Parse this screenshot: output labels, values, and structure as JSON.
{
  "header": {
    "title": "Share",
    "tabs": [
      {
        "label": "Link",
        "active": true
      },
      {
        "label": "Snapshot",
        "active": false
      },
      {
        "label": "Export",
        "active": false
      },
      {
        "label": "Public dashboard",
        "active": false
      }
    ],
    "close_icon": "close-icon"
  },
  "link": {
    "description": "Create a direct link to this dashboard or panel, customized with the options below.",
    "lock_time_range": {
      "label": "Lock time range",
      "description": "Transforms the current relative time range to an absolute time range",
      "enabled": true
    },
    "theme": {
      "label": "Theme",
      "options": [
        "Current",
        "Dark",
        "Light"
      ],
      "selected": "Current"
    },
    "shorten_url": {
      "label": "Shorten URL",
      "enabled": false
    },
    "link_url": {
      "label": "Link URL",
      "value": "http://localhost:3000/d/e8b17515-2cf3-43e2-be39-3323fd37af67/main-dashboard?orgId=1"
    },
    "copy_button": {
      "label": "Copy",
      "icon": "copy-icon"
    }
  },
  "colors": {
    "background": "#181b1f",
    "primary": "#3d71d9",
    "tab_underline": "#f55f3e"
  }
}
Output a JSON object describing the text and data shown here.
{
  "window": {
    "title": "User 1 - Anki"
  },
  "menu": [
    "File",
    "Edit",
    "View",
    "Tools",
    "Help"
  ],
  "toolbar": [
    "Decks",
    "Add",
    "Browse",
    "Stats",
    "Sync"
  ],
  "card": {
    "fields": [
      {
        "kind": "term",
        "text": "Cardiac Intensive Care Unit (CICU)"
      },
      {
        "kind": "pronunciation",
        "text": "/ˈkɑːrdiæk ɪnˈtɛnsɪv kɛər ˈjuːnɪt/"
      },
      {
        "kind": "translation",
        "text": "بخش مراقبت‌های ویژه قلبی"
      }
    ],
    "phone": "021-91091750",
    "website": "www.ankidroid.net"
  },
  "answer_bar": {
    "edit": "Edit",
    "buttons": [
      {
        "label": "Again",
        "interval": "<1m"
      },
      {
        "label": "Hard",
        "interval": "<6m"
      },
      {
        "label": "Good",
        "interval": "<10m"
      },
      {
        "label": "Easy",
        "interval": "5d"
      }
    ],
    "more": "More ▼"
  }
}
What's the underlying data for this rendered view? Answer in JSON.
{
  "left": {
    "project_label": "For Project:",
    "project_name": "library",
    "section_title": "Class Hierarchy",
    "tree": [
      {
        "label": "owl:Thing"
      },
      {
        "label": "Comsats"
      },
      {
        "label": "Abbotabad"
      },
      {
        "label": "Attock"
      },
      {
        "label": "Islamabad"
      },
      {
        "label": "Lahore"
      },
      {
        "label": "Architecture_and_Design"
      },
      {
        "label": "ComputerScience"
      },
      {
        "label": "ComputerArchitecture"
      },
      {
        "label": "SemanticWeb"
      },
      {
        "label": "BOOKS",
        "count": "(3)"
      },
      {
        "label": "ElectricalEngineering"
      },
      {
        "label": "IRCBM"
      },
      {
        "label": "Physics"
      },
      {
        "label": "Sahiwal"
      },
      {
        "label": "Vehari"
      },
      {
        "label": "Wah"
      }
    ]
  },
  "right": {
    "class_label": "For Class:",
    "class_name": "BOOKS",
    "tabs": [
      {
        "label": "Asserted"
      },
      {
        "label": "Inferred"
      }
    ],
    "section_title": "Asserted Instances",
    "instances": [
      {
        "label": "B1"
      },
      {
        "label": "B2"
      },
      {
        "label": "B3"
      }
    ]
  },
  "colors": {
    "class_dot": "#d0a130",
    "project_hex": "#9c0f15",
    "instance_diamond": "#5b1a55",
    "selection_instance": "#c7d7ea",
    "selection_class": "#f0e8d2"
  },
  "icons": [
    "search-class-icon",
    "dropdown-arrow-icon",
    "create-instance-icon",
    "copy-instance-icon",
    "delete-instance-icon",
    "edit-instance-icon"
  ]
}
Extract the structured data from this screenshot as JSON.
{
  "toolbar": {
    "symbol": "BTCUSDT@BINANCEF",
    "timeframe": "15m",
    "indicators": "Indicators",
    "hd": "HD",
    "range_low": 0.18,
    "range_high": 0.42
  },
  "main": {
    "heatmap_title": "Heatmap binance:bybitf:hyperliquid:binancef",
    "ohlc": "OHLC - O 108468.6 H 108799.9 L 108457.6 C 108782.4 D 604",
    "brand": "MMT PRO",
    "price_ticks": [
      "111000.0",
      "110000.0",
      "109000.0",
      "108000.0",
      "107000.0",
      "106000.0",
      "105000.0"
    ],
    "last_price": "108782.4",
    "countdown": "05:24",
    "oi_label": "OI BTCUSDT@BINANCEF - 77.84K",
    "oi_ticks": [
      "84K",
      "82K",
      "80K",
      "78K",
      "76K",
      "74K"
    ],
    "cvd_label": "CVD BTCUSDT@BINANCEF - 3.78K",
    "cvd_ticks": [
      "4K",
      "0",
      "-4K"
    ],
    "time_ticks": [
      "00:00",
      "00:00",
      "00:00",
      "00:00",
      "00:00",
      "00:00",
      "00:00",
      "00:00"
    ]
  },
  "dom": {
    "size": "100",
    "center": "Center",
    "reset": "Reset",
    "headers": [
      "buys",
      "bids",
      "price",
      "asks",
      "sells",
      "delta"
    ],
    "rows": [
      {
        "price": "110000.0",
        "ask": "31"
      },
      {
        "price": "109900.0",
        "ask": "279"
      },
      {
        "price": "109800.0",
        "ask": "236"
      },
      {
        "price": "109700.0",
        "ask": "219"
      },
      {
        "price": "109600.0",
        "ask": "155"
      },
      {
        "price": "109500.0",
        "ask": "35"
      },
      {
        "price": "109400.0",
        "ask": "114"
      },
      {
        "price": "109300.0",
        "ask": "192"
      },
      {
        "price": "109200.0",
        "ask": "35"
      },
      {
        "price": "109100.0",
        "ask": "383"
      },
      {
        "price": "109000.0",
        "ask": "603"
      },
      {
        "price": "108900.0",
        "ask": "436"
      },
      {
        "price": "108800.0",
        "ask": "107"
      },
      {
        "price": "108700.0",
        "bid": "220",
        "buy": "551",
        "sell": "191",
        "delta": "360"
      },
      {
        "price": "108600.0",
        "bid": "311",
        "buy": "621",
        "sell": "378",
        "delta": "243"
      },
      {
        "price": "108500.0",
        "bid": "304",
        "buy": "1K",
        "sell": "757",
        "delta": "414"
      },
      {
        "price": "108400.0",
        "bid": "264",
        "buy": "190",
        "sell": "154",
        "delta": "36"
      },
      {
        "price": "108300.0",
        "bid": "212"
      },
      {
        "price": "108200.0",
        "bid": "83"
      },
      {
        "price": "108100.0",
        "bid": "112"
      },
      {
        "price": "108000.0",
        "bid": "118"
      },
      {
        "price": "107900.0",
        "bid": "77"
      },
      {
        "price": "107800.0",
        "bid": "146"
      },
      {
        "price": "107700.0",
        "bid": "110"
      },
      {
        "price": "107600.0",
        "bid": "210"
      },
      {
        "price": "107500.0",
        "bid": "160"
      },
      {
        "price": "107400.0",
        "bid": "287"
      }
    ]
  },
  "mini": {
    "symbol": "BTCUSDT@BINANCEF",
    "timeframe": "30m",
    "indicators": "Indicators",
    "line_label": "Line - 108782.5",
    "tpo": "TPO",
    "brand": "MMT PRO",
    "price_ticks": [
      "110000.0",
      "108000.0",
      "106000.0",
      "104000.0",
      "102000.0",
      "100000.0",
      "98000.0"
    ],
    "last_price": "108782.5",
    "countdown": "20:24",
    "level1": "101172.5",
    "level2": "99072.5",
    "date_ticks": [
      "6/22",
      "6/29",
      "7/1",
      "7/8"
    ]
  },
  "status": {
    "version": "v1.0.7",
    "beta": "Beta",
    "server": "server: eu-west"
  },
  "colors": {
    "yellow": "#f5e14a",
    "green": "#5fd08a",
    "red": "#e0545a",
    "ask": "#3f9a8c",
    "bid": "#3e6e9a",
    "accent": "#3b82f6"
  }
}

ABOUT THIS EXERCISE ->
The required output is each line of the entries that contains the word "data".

RESPONSE AREA ->
Output a JSON object describing the text and data shown here.
What's the underlying data for this rendered view? Answer in JSON.
Extract the structured data from this screenshot as JSON.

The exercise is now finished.